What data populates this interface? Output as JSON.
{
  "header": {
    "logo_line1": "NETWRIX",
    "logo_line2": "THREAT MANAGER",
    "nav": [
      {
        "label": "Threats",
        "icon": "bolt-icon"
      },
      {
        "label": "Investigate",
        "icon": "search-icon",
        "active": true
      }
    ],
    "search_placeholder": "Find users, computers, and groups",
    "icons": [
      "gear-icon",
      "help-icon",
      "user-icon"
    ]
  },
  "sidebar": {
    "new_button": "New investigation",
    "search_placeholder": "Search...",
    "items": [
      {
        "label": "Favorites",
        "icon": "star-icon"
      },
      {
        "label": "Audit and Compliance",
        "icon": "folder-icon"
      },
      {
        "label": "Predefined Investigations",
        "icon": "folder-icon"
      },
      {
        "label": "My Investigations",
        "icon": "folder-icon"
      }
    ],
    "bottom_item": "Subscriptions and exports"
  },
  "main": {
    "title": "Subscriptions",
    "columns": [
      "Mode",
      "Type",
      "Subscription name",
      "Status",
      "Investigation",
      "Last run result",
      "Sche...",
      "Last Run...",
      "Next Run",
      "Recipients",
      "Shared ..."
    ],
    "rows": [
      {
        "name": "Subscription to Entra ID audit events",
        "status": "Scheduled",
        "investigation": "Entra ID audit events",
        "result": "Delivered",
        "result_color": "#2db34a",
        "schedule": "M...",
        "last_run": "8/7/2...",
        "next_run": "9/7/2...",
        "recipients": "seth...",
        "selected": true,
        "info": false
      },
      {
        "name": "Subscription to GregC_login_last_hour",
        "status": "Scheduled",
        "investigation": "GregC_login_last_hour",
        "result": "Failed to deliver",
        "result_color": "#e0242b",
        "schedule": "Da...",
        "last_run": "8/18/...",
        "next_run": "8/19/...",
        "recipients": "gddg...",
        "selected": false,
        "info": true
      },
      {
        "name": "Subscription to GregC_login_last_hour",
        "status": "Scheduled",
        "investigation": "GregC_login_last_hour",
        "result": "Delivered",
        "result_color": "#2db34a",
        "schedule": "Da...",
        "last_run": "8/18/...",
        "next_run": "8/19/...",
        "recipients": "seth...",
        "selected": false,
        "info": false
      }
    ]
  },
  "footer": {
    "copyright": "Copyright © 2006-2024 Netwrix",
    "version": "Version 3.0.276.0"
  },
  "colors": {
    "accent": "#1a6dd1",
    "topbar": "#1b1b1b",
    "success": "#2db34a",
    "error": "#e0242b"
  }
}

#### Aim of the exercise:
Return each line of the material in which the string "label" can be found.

#### Written reply:
        "label": "Threats",
        "label": "Investigate",
        "label": "Favorites",
        "label": "Audit and Compliance",
        "label": "Predefined Investigations",
        "label": "My Investigations",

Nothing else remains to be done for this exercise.